== TASK BRIEF ==
Extract each line of the records below that contains the word "Всего".

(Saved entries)
########################################

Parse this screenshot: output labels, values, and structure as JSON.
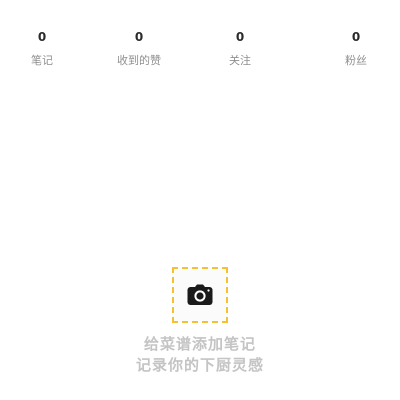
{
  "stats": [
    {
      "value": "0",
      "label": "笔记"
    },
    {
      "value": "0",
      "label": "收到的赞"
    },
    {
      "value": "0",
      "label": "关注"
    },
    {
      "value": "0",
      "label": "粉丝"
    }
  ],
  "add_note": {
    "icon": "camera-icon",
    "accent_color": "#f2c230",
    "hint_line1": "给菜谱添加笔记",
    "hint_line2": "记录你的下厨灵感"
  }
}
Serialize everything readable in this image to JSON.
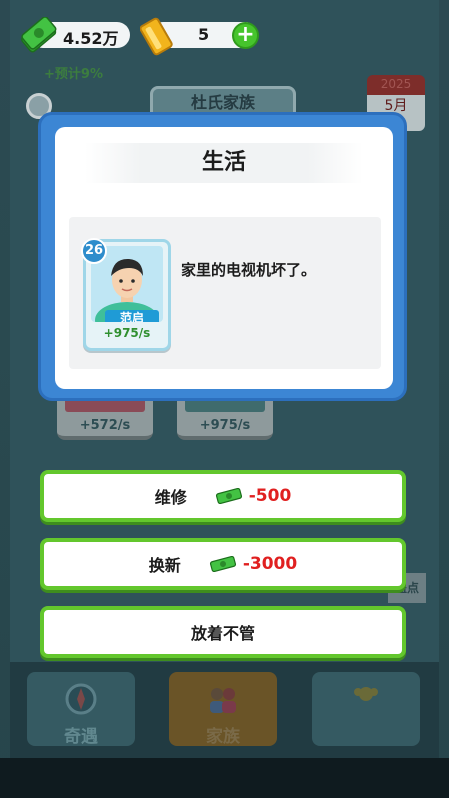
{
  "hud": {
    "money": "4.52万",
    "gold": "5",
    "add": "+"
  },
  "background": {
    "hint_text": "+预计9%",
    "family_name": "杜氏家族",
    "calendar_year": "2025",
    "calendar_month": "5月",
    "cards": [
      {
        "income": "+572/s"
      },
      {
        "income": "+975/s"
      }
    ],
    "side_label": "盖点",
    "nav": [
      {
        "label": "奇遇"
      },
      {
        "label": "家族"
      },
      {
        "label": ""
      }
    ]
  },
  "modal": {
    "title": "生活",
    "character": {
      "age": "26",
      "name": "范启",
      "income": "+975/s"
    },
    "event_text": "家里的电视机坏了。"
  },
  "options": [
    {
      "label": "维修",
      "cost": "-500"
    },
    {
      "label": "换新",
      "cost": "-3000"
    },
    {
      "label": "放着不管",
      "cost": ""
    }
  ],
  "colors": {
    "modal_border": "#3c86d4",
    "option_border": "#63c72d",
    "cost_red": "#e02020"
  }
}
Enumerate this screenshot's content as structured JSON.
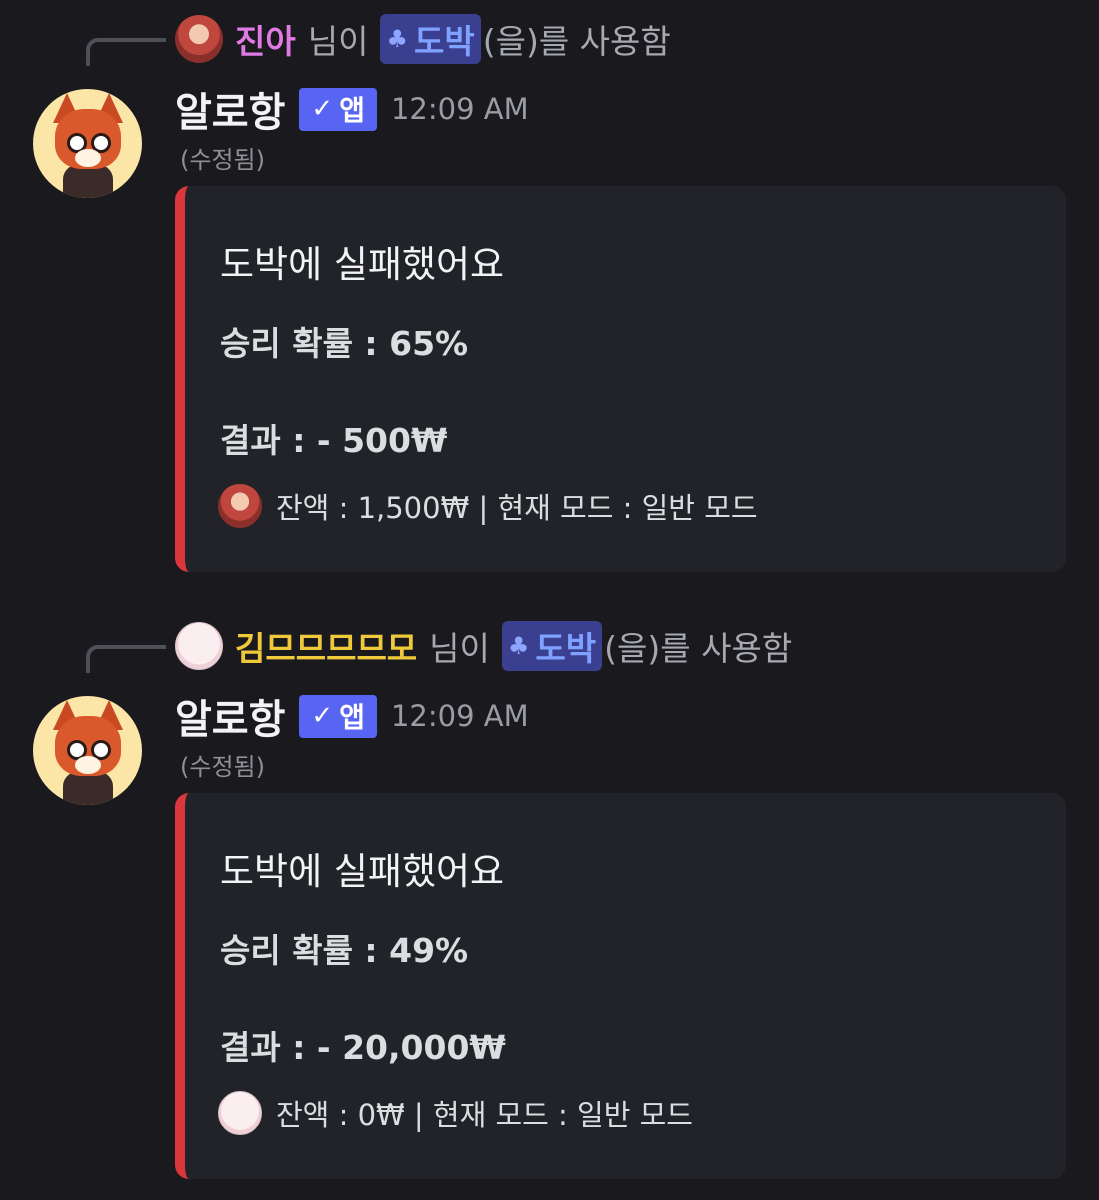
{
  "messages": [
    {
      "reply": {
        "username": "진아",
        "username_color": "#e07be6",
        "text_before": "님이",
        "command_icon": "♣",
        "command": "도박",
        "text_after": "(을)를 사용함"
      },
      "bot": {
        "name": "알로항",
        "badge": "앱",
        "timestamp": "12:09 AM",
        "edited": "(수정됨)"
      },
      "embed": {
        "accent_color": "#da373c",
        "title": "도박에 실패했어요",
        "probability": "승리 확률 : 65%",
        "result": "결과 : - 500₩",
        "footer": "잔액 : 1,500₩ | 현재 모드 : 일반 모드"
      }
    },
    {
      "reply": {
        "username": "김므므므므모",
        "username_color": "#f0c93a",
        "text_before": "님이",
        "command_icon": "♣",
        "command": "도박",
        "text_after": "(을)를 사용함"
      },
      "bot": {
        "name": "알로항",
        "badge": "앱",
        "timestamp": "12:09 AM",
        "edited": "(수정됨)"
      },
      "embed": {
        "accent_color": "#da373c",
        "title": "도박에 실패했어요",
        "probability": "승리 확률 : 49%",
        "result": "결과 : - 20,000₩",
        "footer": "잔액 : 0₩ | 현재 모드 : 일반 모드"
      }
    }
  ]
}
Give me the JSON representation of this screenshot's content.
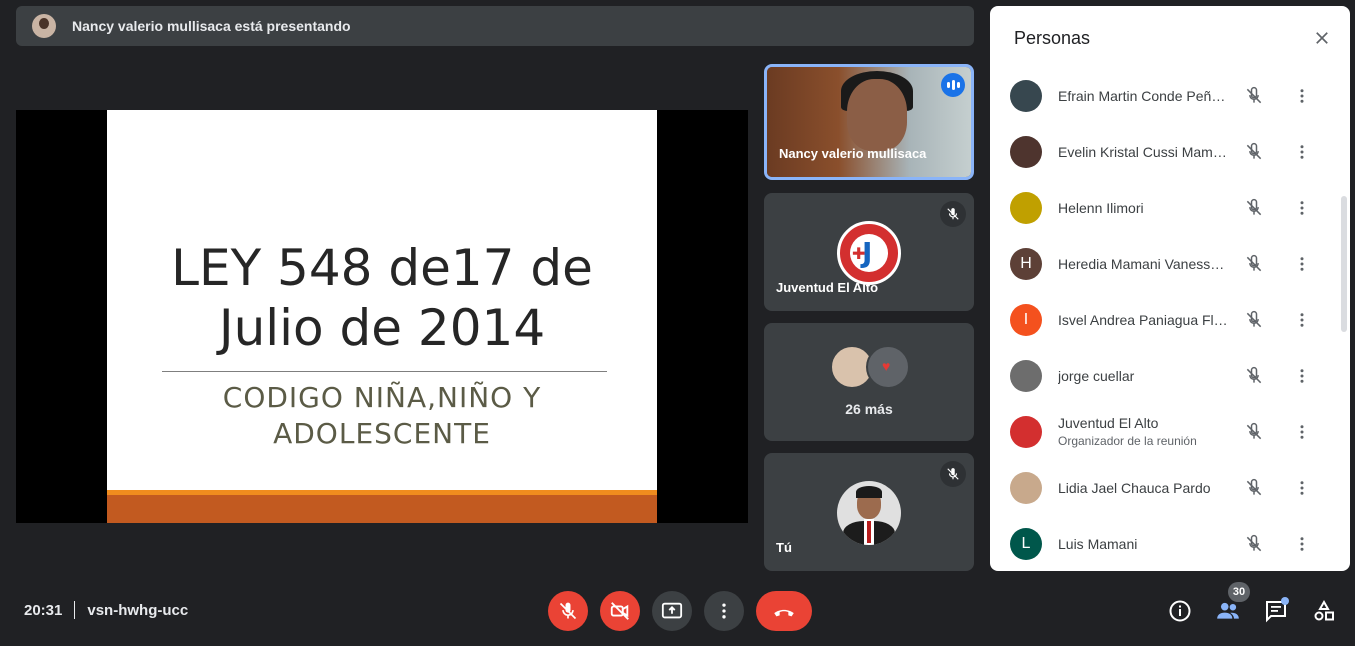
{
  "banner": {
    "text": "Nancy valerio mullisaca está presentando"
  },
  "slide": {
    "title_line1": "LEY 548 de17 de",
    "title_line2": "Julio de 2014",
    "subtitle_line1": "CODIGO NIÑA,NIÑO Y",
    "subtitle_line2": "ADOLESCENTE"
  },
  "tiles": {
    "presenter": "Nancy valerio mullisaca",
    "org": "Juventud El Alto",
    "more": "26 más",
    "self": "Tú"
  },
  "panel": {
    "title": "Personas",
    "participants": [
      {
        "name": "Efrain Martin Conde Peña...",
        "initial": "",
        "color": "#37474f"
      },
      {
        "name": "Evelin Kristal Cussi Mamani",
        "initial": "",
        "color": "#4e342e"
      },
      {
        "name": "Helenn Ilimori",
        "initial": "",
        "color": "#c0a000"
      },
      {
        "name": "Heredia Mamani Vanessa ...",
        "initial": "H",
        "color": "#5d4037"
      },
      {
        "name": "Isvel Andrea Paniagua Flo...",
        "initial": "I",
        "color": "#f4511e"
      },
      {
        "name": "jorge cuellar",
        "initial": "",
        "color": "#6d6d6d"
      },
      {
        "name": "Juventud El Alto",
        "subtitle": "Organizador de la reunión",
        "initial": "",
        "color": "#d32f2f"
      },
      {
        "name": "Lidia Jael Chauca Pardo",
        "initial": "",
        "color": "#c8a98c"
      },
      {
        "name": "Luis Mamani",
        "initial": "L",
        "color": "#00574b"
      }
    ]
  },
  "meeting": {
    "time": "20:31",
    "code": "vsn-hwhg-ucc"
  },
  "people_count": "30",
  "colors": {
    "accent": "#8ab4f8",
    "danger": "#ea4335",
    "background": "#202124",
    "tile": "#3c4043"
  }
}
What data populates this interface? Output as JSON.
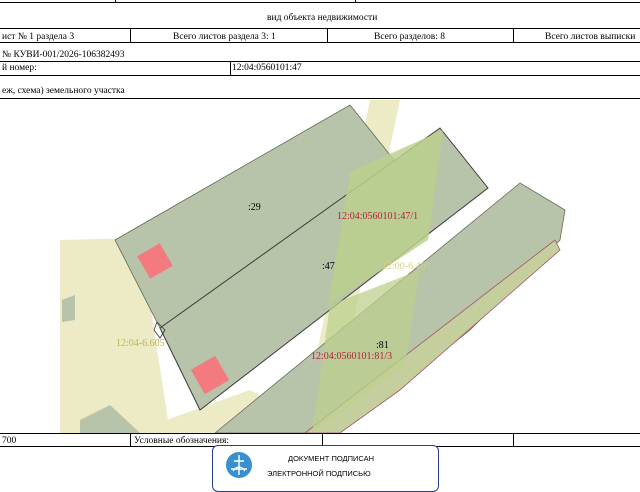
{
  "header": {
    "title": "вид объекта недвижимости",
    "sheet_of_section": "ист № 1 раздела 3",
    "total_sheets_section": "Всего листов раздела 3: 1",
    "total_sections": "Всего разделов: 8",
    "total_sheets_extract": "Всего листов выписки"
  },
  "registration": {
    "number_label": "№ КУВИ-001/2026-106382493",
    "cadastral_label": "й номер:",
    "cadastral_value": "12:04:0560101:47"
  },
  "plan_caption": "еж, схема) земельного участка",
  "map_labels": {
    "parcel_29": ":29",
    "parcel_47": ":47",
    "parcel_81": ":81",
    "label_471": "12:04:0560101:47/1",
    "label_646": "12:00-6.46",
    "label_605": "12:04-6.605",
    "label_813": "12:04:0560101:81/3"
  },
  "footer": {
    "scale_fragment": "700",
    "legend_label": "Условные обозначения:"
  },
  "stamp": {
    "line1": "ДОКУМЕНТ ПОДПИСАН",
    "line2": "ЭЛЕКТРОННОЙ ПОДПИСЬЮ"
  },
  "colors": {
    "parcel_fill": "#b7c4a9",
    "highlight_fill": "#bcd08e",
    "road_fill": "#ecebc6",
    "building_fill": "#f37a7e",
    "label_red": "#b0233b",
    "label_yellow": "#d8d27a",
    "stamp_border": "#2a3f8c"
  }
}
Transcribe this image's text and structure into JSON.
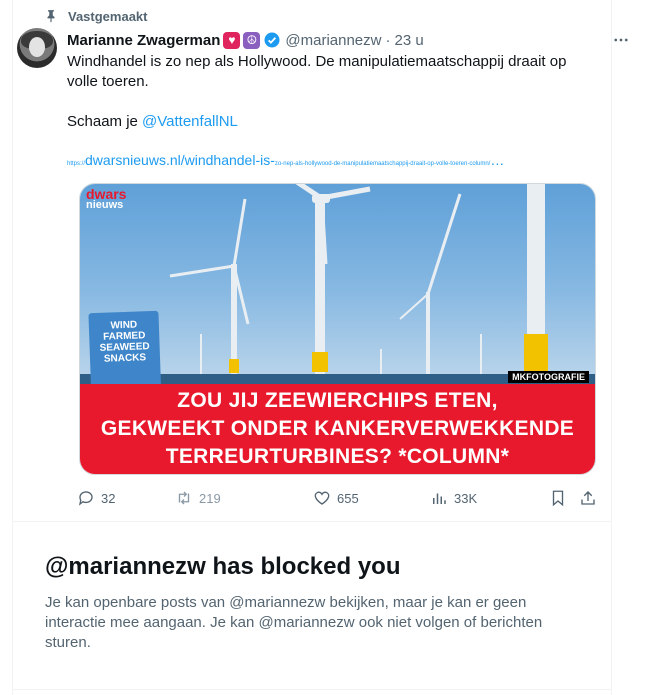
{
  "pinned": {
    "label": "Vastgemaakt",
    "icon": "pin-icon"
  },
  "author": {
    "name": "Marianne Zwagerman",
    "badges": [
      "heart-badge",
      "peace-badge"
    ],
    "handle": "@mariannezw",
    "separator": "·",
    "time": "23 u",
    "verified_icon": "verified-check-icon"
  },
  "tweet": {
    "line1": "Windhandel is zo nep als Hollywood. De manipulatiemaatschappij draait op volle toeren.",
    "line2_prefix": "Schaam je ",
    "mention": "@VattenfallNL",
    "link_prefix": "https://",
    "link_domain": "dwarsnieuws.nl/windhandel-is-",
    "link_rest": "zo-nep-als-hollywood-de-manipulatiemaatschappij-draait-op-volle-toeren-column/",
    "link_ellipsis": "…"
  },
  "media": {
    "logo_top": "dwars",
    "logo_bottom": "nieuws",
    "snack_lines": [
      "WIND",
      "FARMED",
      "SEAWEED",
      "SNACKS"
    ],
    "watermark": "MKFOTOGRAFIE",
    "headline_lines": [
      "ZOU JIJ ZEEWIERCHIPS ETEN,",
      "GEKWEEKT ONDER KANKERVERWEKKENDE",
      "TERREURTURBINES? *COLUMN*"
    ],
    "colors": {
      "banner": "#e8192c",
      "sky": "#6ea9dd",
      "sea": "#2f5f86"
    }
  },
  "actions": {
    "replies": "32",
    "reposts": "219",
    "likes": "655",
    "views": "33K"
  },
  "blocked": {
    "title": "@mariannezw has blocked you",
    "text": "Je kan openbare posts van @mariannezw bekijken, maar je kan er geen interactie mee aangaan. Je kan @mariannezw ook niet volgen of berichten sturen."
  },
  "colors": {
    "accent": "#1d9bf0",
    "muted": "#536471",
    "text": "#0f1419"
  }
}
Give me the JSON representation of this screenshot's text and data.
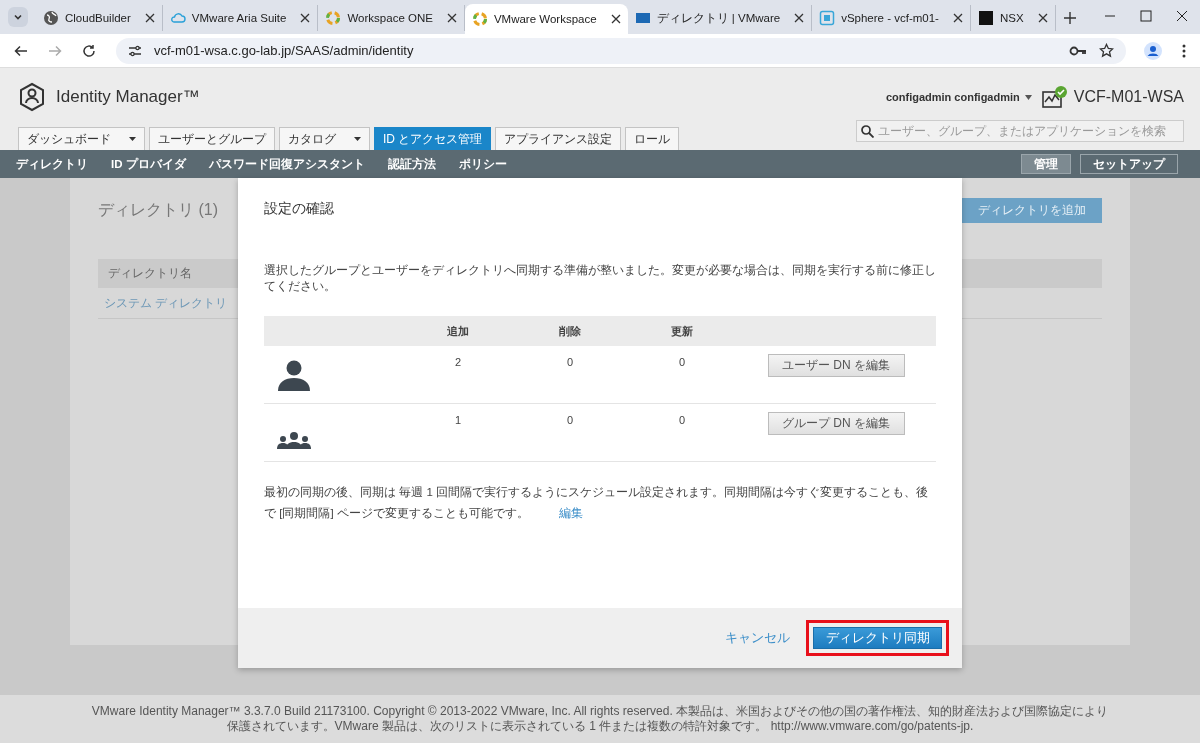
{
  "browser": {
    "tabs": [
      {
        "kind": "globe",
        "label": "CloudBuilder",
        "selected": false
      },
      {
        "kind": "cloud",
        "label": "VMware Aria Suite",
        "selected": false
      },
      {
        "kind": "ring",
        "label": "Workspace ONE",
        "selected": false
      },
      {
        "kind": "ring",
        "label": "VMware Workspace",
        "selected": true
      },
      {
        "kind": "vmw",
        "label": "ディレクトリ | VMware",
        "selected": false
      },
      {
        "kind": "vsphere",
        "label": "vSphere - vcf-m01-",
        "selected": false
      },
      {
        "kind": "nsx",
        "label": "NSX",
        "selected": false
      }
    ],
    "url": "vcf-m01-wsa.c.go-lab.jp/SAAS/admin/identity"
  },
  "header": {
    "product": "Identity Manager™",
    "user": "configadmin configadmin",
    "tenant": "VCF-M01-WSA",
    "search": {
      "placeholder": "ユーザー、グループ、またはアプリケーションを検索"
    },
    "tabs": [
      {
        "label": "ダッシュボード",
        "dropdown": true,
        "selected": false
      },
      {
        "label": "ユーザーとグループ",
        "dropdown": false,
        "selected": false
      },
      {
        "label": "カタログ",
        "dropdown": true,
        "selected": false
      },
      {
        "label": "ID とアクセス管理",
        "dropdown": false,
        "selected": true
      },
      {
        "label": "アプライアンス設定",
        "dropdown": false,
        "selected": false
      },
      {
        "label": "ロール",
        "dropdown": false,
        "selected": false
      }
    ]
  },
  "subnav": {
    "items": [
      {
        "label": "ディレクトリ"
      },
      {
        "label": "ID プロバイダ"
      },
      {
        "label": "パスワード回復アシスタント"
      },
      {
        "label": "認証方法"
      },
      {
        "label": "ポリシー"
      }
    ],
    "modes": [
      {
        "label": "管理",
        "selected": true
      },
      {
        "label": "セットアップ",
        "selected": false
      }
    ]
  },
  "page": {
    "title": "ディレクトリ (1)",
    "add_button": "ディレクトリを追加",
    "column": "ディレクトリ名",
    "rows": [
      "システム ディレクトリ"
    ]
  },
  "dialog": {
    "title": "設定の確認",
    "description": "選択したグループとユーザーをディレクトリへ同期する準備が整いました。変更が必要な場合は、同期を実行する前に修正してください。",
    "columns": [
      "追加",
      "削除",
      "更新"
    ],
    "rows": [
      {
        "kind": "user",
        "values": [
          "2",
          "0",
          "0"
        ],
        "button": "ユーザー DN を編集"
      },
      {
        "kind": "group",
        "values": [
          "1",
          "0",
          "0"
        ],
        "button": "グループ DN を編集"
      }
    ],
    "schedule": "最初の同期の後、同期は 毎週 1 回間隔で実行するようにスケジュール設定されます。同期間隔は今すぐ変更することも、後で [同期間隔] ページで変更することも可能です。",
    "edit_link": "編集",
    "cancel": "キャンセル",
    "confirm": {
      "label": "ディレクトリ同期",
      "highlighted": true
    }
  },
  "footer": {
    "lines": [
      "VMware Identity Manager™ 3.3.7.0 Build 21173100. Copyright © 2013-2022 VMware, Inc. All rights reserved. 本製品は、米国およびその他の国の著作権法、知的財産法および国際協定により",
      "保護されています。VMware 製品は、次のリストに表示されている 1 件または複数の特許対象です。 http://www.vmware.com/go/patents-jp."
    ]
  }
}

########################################

== WRITTEN ANSWER ==
    "total_sheets_section": "Всего листов раздела 3: 1",
    "total_sections": "Всего разделов: 8",
    "total_sheets_extract": "Всего листов выписки"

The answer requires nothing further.